The variety and number of fees you have to pay when you buy a home can set your head spinning. They run the gamut from your lender’s $35 credit-check fee to several hundred dollars for a home inspection to thousands of dollars in loan administration fees. But by far the biggest chunk of cash you need to come up with is the down payment, a percentage of your home’s purchase price—usually in the range of 3.5 to 20 percent.
For many homebuyers, coming up with the down payment is the biggest obstacle to buying a home. Unless you’re independently wealthy, you’ve had a recent windfall (an inheritance or a lucky horse, for example), or you’re selling a home in which you’ve built up some equity, you probably don’t have tens of thousands of dollars lying around to invest in a new home. This chapter helps you come up with your down payment. It starts off by explaining why lenders require such a hefty down payment in the first place, then moves on to strategies, both traditional and creative, for finding the money to put down on your new home.
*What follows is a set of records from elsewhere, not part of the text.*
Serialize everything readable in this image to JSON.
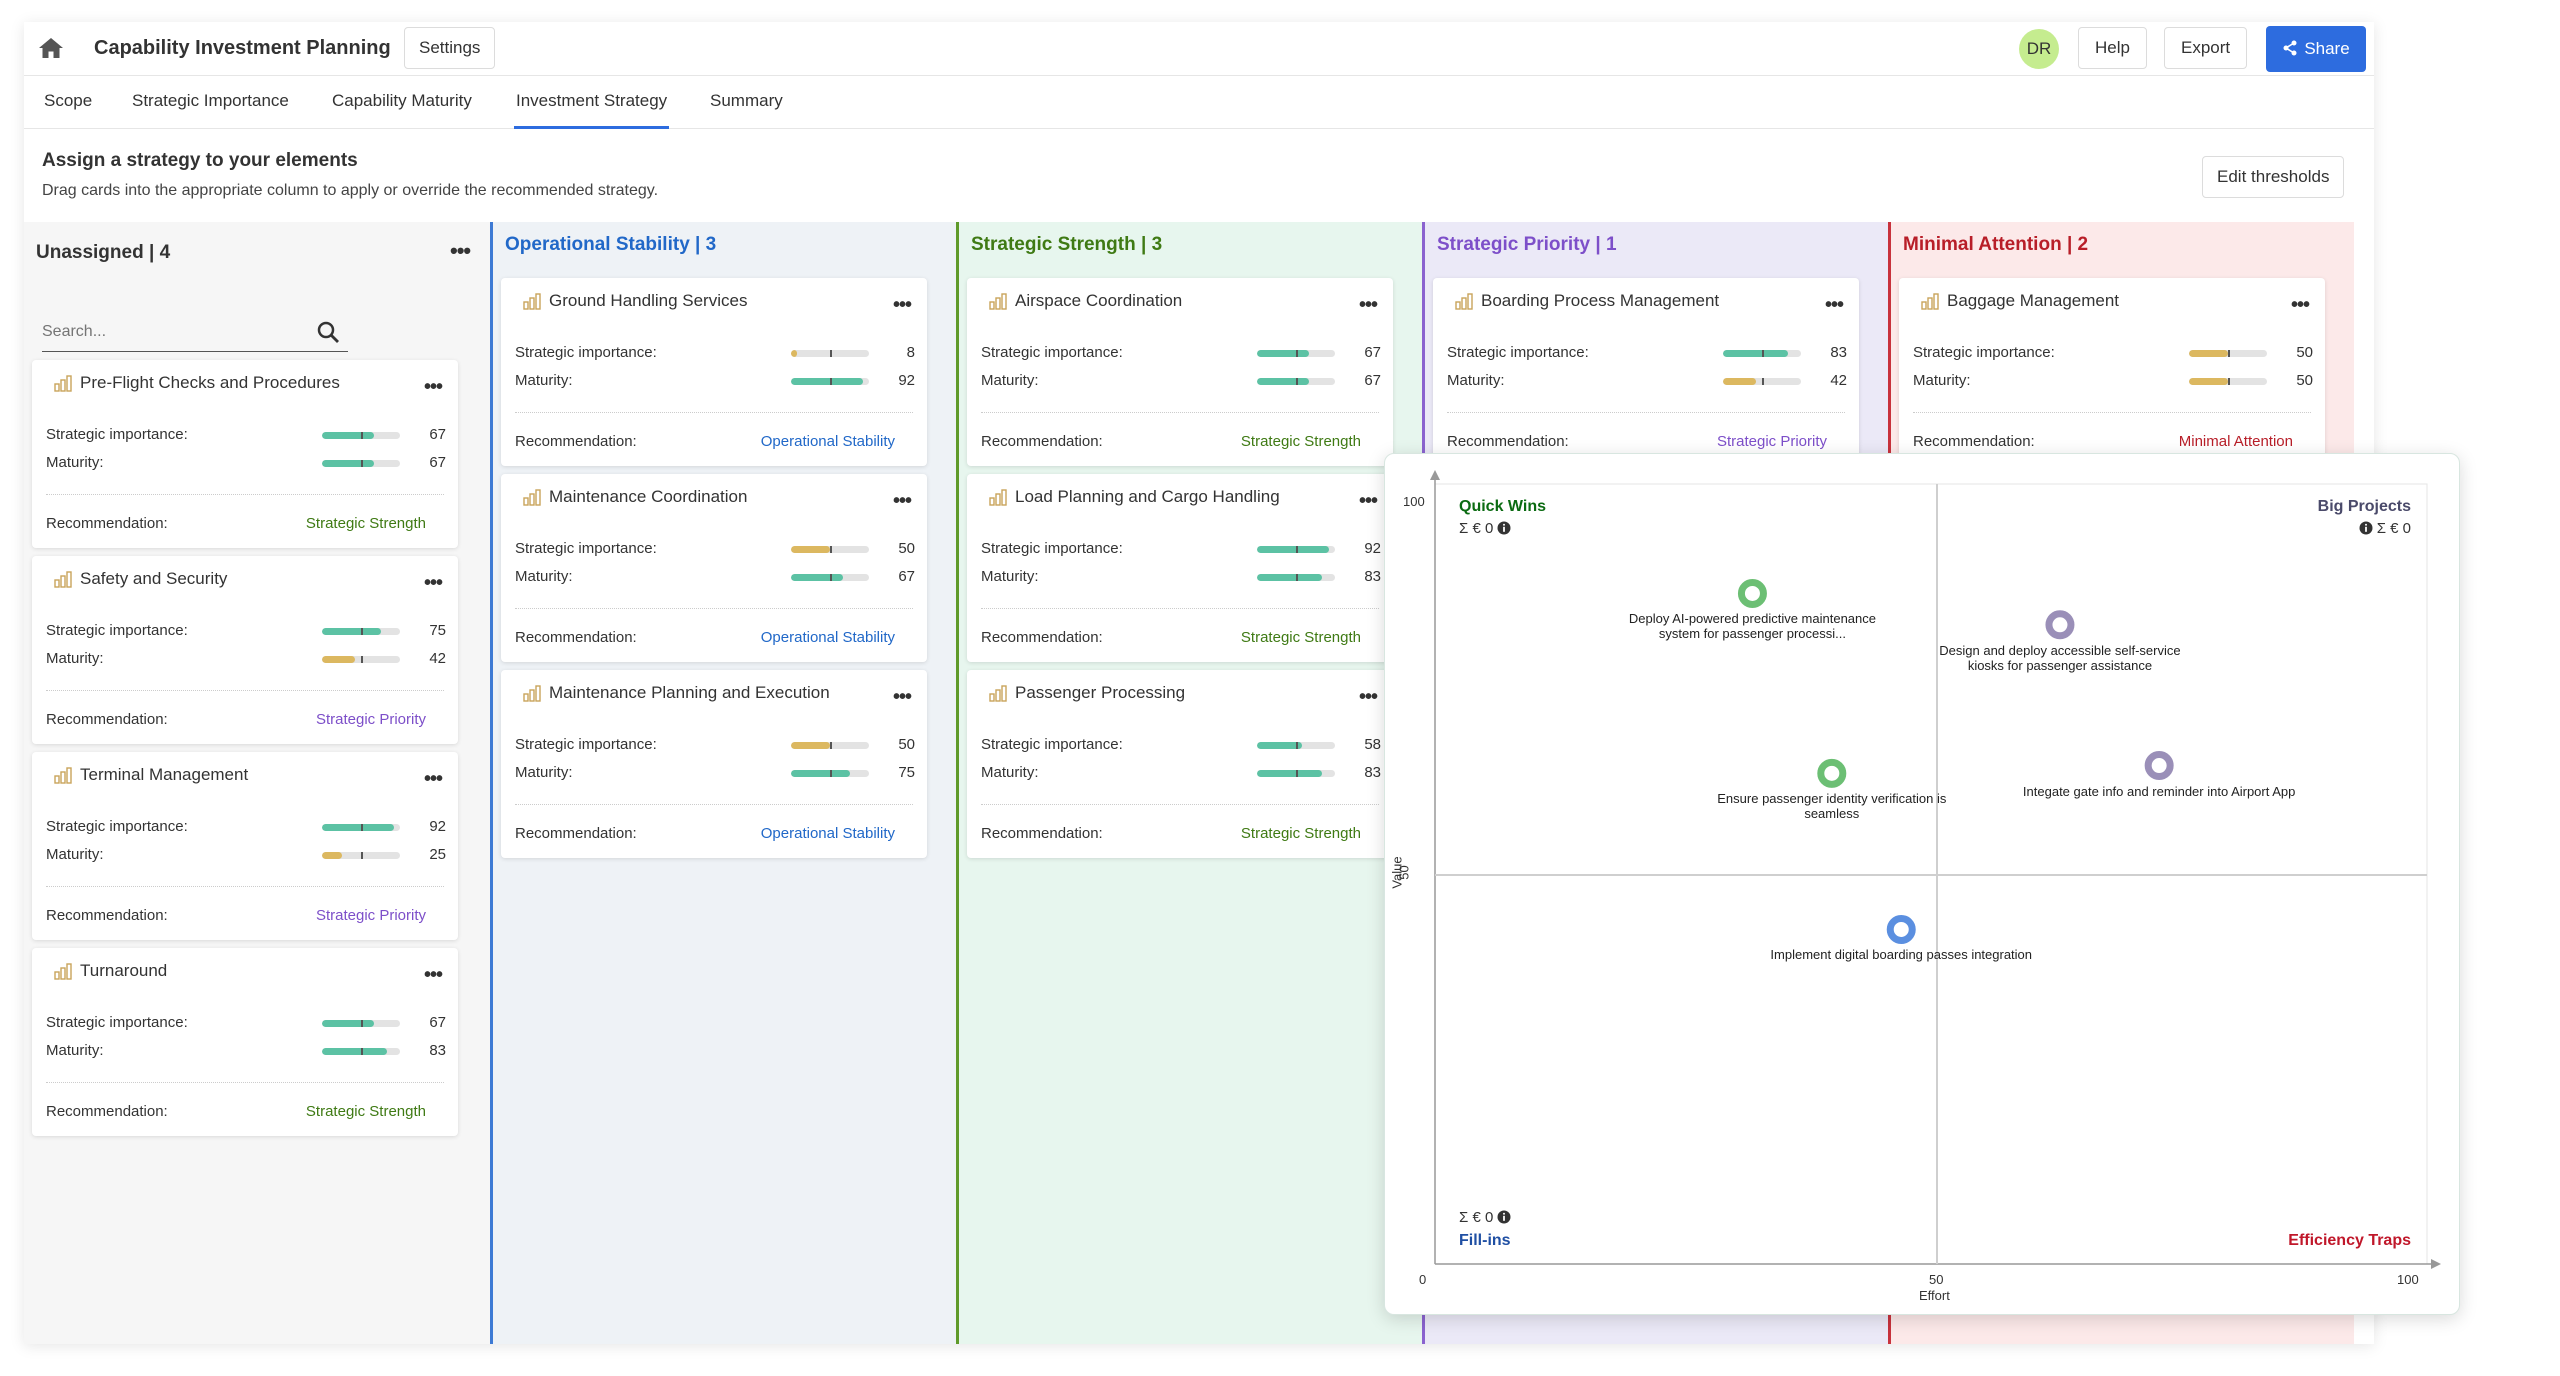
{
  "header": {
    "title": "Capability Investment Planning",
    "settings_label": "Settings",
    "avatar_initials": "DR",
    "help_label": "Help",
    "export_label": "Export",
    "share_label": "Share"
  },
  "tabs": [
    {
      "label": "Scope"
    },
    {
      "label": "Strategic Importance"
    },
    {
      "label": "Capability Maturity"
    },
    {
      "label": "Investment Strategy",
      "active": true
    },
    {
      "label": "Summary"
    }
  ],
  "intro": {
    "title": "Assign a strategy to your elements",
    "subtitle": "Drag cards into the appropriate column to apply or override the recommended strategy.",
    "edit_thresholds_label": "Edit thresholds"
  },
  "card_labels": {
    "importance": "Strategic importance:",
    "maturity": "Maturity:",
    "recommendation": "Recommendation:"
  },
  "colors": {
    "high": "#5cc2a4",
    "low": "#dcb860",
    "operational": "#2168c8",
    "strategic_strength": "#3f7a14",
    "strategic_priority": "#7d4fc9",
    "minimal_attention": "#b81e28"
  },
  "columns": {
    "unassigned": {
      "header": "Unassigned | 4",
      "search_placeholder": "Search...",
      "cards": [
        {
          "title": "Pre-Flight Checks and Procedures",
          "importance": 67,
          "maturity": 67,
          "recommendation": "Strategic Strength"
        },
        {
          "title": "Safety and Security",
          "importance": 75,
          "maturity": 42,
          "recommendation": "Strategic Priority"
        },
        {
          "title": "Terminal Management",
          "importance": 92,
          "maturity": 25,
          "recommendation": "Strategic Priority"
        },
        {
          "title": "Turnaround",
          "importance": 67,
          "maturity": 83,
          "recommendation": "Strategic Strength"
        }
      ]
    },
    "operational": {
      "header": "Operational Stability | 3",
      "cards": [
        {
          "title": "Ground Handling Services",
          "importance": 8,
          "maturity": 92,
          "recommendation": "Operational Stability"
        },
        {
          "title": "Maintenance Coordination",
          "importance": 50,
          "maturity": 67,
          "recommendation": "Operational Stability"
        },
        {
          "title": "Maintenance Planning and Execution",
          "importance": 50,
          "maturity": 75,
          "recommendation": "Operational Stability"
        }
      ]
    },
    "strategic_strength": {
      "header": "Strategic Strength | 3",
      "cards": [
        {
          "title": "Airspace Coordination",
          "importance": 67,
          "maturity": 67,
          "recommendation": "Strategic Strength"
        },
        {
          "title": "Load Planning and Cargo Handling",
          "importance": 92,
          "maturity": 83,
          "recommendation": "Strategic Strength"
        },
        {
          "title": "Passenger Processing",
          "importance": 58,
          "maturity": 83,
          "recommendation": "Strategic Strength"
        }
      ]
    },
    "strategic_priority": {
      "header": "Strategic Priority | 1",
      "cards": [
        {
          "title": "Boarding Process Management",
          "importance": 83,
          "maturity": 42,
          "recommendation": "Strategic Priority"
        }
      ]
    },
    "minimal_attention": {
      "header": "Minimal Attention | 2",
      "cards": [
        {
          "title": "Baggage Management",
          "importance": 50,
          "maturity": 50,
          "recommendation": "Minimal Attention"
        }
      ]
    }
  },
  "matrix": {
    "quadrants": {
      "quick_wins": "Quick Wins",
      "big_projects": "Big Projects",
      "fill_ins": "Fill-ins",
      "efficiency_traps": "Efficiency Traps",
      "quick_wins_sum": "Σ € 0",
      "big_projects_sum": "Σ € 0",
      "fill_ins_sum": "Σ € 0"
    },
    "colors": {
      "quick_wins": "#0b6b12",
      "big_projects": "#4a4a6a",
      "fill_ins": "#1f4fa3",
      "efficiency_traps": "#c0172a"
    }
  },
  "chart_data": {
    "type": "scatter",
    "xlabel": "Effort",
    "ylabel": "Value",
    "xlim": [
      0,
      100
    ],
    "ylim": [
      0,
      100
    ],
    "x_ticks": [
      "0",
      "50",
      "100"
    ],
    "y_ticks": [
      "50",
      "100"
    ],
    "points": [
      {
        "label": "Deploy AI-powered predictive maintenance system for passenger processi...",
        "x": 32,
        "y": 86,
        "color": "#6cbf74"
      },
      {
        "label": "Design and deploy accessible self-service kiosks for passenger assistance",
        "x": 63,
        "y": 82,
        "color": "#9a8fb8"
      },
      {
        "label": "Ensure passenger identity verification is seamless",
        "x": 40,
        "y": 63,
        "color": "#6cbf74"
      },
      {
        "label": "Integate gate info and reminder into Airport App",
        "x": 73,
        "y": 64,
        "color": "#9a8fb8"
      },
      {
        "label": "Implement digital boarding passes integration",
        "x": 47,
        "y": 43,
        "color": "#5b8fe0"
      }
    ]
  }
}
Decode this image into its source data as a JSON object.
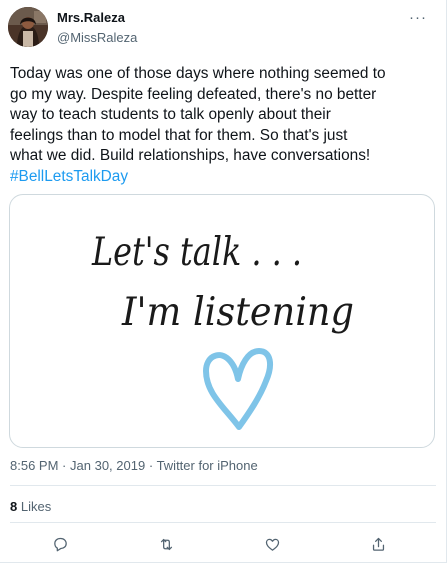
{
  "tweet": {
    "user": {
      "display_name": "Mrs.Raleza",
      "handle": "@MissRaleza",
      "avatar_icon": "profile-photo"
    },
    "more_icon": "ellipsis-icon",
    "more_label": "···",
    "text_lines": [
      "Today was one of those days where nothing seemed to",
      "go my way. Despite feeling defeated, there's no better",
      "way to teach students to talk openly about their",
      "feelings than to model that for them. So that's just",
      "what we did. Build relationships, have conversations!"
    ],
    "hashtag": "#BellLetsTalkDay",
    "media": {
      "handwriting_line1": "Let's talk . . .",
      "handwriting_line2": "I'm listening",
      "heart_color": "#7fc4e8"
    },
    "time": "8:56 PM",
    "date": "Jan 30, 2019",
    "separator": "·",
    "source": "Twitter for iPhone",
    "likes_count": "8",
    "likes_label": "Likes",
    "actions": [
      {
        "name": "reply",
        "icon": "reply-icon"
      },
      {
        "name": "retweet",
        "icon": "retweet-icon"
      },
      {
        "name": "like",
        "icon": "heart-icon"
      },
      {
        "name": "share",
        "icon": "share-icon"
      }
    ]
  },
  "colors": {
    "text": "#0f1419",
    "secondary": "#536471",
    "link": "#1d9bf0",
    "border": "#cfd9de"
  }
}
You might wonder why lenders insist that you pour thousands of dollars of your own money into a home. After all, lenders make money from loans, so you’d think they’d want to give you as much cash as possible.
That’s true, but lenders also need assurance that you’ll repay the loan. To get that implied promise, they require you to have a personal financial stake in your house. From the lender’s point ...